Covid China, Sisci: “stagflation risk”

The control of the pandemic first of all. The ‘Covid-zero’ goal, the hard lockdown to stop the coronavirus, more than two years after the first cases in Wuhan, in the year in which Xi Jinping goes towards the third term as leader. But in China the surge in infections does not stop, it is not clear how and when the emergency will end, a fact that involves “elements of great uncertainty for the future and for entrepreneurs”. Growth has slowed down: the estimates for this year spoke of a GDP of 5.5% per year. And + 4.8% is the figure for the first quarter. The result “is good”, but there is “the uncertainty of Covid”, which “stops consumption and production again while the prices of raw materials are soaring”, so “the risk” is that the second economy in the world you are entering a period of “stagflation”, (‘stagflation’, stagnation plus inflation), the sinologist Francesco Sisci told Adnkronos, recalling how “the volume of Chinese trade is larger in the world, larger than the American one” and therefore if there was “an impact on Chinese trade” the whole world would suffer. “China has a contraction in consumption.
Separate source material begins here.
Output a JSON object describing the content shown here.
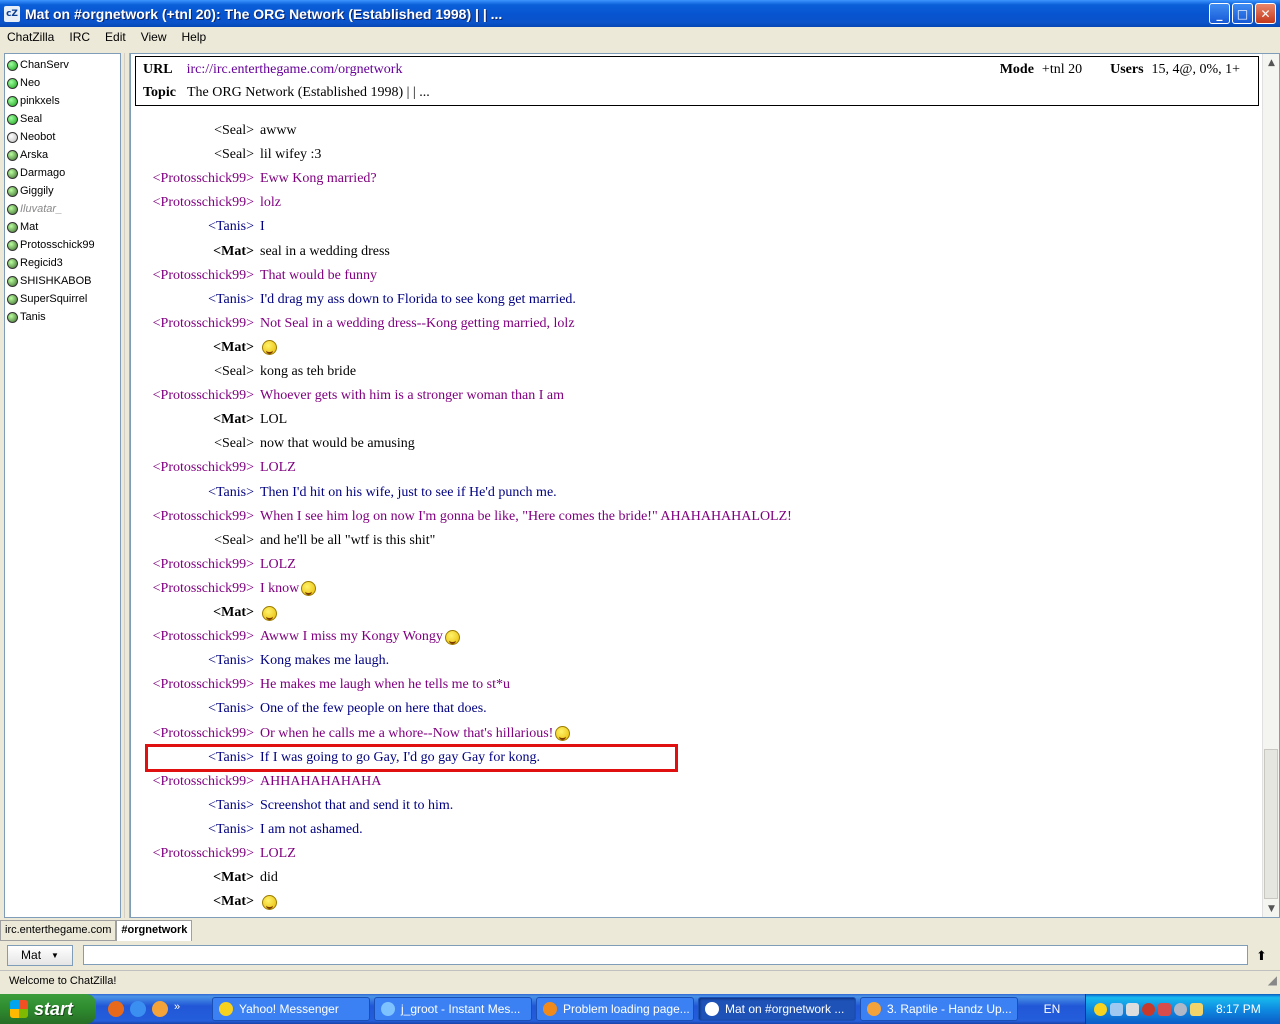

There is an increase in raw materials that affects it because it is a net importer of raw materials – he observes – Rising prices and economic stagnation and China could be attacked by a ‘stagflation’. What if this is triggered, in the coming months it could have dangerous effects on a global level “. There is another point: the “investment ‘sentiment’ risks worsening”, says Sisci, highlighting how “important factories like Apple and Tesla have stopped production in Shanghai”. “They will certainly not transfer it at any moment, but what do they think?”, He observes, reasoning both on the progress of the coronavirus pandemic and on the fact that “China is subjected to political pressure while other countries are not”. growth, Sisci speaks of a figure (+ 4.8%) “a little below the average”, but still “quite good”, noting however that the current situation is that of an Asian giant (1.4 billion people) with “maybe 80 cities, between large and small, in a form of total or partial lockdown”, with “about half a billion people with limitations on freedom, production and consumption” and an impact that is “certainly very large”. It is a “new” situation compared to two years ago, when the Chinese lockdown “worked” and the population “obeyed orders” and had “faith in the government”. Then, remember, “Europe and America were moving towards a situation of great confusion and volatility and instead China, thanks to its measures of social control, resumed production and activity “. Today it is the opposite. And “China has returned to Covid with no clear prospect of how and when it will come out”, a fact that “involves elements of great uncertainty for the future and for entrepreneurs”. What has happened since 2020? It happened, says Sisci, that “in China due to the success of the draconian measures and the lack of an efficient Chinese vaccine there is no herd immunity, so if China tried to open today there could be millions of deaths”. And the Asian giant “could import a Western vaccine, but a vaccination campaign for one and a half billion people is complicated” as well as being “a political problem”. That is, “importing Pfizer and using it for a massive vaccination campaign still means communicating that America is efficient and China not so much”. And there is also the ‘Covid-zero’ mantra. “In these two years – says the sinologist – we have gotten used to living with Covid, while the message from China was that it was possible to live completely free from Covid”. And therefore there is always the problem of explaining to the population, “passing from total security to an uncertainty of contagion, to living with the disease”, all “enormous questions to which we have no answer today”. And that “cast a shadow over the entire Chinese economy in the coming months, at least in the next year until – he continues – a new massive vaccination campaign will start again”. What happens in the Asian giant – he concludes – “could have a negative impact globally, but also, in particular, it could have dangerous effects for China itself. “